As yet another sign that the Taliban’s voices about respecting women’s rights were all hot air, Afghan leaders imposed a harsh new rule.
The Taliban on Saturday imposed some of the strictest restrictions on Afghan women since taking power, ordering them to cover themselves completely in public, ideally with the traditional burqa.
The militants took back control of the country in August last year, promising a softer rule than their previous stint in power between 1996 and 2001, which was marked by human rights abuses.
But they’ve already imposed a slew of restrictions on women — banning many government jobs, secondary education, and solo travel outside their cities.
On Saturday, Afghanistan’s Supreme Leader and Taliban chief Hibatullah Akhundzada approved a strict dress code for women when in public.
A decree said the best way for a woman to cover her face and body was to wear the chadari, a traditional blue all-coverage Afghan burqa.
“They should wear a chadari because it is traditional and respectful,” the decree approved by Akhundzada and released by the Taliban authorities said at a ceremony in Kabul.
“Women who are neither too old nor too young should cover their faces, except the eyes, according to Shariah guidelines, to avoid provocation when meeting men who are not mahram (adult close male relatives),” it said.
Achundzada’s decree also said that if women did not have important work outside the home, it was “better that they stayed at home”.
The Ministry for the Promotion of Virtue and Prevention of Vice, which released the new order, announced a slew of penalties if the dress code is not followed.
It said a woman’s father or male guardian would be summoned and even jailed if the crime was committed repeatedly.
Women who work in government agencies and do not follow the order “should be fired,” the ministry added.
Government employees whose wives and daughters do not follow the rules will also be suspended from their jobs, the decree said.
The new restrictions were expected to lead to a wave of convictions abroad. Many in the international community want humanitarian aid to Afghanistan and recognition of the Taliban government to be linked to the restoration of women’s rights.
During their first regime, the Taliban made the burqa compulsory for women. Since their return to power, the dreaded deputy ministry has issued several “guidelines” on clothing, but Saturday’s edict is one of the strictest restrictions on women.
“Islam has never recommended chadari,” said a women’s rights activist who asked not to be named.
“I believe the Taliban are becoming regressive instead of progressive. They are going back to the way they were in their previous regime.” Another women’s rights activist, Muska Dastageer, said the Taliban rule had caused “too much anger and disbelief”.

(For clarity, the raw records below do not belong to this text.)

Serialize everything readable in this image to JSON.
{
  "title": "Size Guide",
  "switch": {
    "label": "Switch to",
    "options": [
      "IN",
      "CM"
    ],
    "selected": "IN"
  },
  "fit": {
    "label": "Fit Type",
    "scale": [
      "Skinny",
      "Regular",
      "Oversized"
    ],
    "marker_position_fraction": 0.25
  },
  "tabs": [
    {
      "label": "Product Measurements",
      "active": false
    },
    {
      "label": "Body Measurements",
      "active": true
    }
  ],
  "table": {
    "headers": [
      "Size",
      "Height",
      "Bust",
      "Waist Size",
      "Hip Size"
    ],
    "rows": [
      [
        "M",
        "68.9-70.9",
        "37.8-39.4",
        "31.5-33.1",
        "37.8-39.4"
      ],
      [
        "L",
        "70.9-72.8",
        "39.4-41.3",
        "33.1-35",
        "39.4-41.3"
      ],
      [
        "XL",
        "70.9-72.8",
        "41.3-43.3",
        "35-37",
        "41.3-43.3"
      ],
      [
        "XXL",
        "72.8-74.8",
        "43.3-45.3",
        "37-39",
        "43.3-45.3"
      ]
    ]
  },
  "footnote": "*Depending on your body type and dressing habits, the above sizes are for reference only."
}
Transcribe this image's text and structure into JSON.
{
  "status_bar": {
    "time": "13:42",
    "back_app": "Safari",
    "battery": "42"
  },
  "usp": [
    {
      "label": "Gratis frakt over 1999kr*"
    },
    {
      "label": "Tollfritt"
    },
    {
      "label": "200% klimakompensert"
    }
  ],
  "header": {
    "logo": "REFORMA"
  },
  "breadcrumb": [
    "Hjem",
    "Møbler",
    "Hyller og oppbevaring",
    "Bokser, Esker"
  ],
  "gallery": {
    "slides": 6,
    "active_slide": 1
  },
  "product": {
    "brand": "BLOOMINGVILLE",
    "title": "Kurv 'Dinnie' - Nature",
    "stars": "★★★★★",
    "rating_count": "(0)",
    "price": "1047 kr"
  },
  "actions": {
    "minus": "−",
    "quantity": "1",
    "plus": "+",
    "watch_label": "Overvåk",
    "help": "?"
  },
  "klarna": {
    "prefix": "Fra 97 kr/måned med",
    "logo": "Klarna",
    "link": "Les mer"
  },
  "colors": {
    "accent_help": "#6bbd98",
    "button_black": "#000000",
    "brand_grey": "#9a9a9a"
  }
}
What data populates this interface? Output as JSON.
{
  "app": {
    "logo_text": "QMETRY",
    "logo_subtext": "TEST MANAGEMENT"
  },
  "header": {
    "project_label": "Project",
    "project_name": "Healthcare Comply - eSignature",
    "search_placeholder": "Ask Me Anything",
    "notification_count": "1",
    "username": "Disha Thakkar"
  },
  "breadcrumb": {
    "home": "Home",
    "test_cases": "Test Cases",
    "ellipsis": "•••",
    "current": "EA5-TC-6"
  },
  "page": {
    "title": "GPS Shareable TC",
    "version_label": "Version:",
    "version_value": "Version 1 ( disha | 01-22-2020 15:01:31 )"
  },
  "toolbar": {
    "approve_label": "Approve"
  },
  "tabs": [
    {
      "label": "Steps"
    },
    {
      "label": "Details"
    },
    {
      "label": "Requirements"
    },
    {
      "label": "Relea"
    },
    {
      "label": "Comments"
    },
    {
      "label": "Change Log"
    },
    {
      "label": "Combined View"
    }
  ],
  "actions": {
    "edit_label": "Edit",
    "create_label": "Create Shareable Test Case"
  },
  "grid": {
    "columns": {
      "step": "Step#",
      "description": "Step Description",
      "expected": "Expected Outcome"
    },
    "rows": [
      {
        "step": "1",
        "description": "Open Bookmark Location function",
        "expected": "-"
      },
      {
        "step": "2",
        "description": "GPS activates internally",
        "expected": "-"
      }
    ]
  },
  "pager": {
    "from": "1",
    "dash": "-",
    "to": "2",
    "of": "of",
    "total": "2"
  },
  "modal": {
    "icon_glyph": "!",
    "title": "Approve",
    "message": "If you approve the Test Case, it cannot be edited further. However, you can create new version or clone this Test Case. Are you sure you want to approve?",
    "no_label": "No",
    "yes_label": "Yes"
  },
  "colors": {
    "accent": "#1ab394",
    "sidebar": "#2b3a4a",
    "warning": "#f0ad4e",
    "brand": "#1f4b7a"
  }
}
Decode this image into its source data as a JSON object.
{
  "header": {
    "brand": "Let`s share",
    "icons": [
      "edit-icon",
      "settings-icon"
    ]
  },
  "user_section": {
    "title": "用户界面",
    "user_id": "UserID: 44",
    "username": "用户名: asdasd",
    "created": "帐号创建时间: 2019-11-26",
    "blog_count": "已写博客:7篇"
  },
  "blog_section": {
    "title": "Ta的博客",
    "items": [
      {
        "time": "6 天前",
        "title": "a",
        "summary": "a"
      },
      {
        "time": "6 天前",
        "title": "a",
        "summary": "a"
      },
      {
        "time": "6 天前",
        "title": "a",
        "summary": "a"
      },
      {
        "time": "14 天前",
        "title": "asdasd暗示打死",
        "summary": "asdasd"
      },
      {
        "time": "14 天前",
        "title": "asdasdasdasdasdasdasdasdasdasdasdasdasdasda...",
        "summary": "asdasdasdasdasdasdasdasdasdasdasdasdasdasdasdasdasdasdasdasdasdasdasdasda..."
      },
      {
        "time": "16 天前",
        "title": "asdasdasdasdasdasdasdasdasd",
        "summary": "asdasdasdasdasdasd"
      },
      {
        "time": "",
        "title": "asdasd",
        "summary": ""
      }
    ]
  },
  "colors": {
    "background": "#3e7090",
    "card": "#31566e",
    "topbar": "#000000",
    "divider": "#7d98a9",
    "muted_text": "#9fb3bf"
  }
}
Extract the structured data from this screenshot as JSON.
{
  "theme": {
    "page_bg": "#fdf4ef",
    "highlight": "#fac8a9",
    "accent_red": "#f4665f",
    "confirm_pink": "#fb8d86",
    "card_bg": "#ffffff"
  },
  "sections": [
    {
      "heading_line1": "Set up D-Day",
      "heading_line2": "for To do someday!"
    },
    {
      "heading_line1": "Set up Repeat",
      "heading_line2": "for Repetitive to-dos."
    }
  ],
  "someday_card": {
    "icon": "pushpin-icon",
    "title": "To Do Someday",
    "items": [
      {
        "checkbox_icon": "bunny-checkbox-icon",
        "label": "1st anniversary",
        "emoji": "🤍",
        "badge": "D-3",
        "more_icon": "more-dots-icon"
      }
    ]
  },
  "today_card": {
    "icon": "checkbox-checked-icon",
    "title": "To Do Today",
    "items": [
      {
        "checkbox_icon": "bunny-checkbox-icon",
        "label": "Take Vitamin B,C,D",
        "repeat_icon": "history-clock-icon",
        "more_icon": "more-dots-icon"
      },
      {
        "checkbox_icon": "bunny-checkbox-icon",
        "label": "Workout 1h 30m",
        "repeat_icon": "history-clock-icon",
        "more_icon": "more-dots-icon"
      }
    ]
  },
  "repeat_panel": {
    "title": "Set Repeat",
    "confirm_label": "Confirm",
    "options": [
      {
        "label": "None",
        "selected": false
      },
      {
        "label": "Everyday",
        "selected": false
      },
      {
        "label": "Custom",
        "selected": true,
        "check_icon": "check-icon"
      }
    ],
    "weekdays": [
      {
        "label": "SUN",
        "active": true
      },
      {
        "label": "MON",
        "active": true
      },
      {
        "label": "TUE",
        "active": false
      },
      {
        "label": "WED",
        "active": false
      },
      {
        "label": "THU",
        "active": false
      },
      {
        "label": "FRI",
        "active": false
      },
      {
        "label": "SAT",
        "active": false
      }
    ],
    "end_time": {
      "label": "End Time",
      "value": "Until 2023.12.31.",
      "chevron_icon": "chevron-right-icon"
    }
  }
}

“We are a broken nation forced to endure attacks we cannot fathom. As humans, we are being crushed,” she said on Twitter.
The hardline Islamists sparked international outcry in March when they ordered girls’ high schools to close just hours after they reopened for the first time since taking power.
Officials have never justified the ban, except that girls’ education must be according to “Islamic principles”.
That ban was also issued by Akhundzada, according to several Taliban officials. Women have also been ordered to visit parks in the capital on days other than men.
Some Afghan women initially vigorously opposed the restrictions, holding small demonstrations demanding the right to education and work.
But the Taliban slammed these unauthorized demonstrations, detaining several ringleaders, holding them incommunicado while denying they had been detained.
In the 20 years between the two periods of the Taliban’s rule, girls were allowed to go to school and women in all sectors could seek employment, although the country remained socially conservative.
Many women already wear the burqa in the countryside.
The United States has said it is “concerned” about the erosion of women’s rights in Afghanistan. A foreign ministry spokesman said on Saturday after the new ruling: “We are extremely concerned that the rights and progress Afghan women and girls have achieved and enjoyed over the past 20 years are being eroded,” the spokesperson said, adding that Washington and its international partners “remain deeply concerned about recent moves by the Taliban targeting women and girls, including restrictions on education and travel.”
Originally published as Taliban orders Afghan women to cover completely in public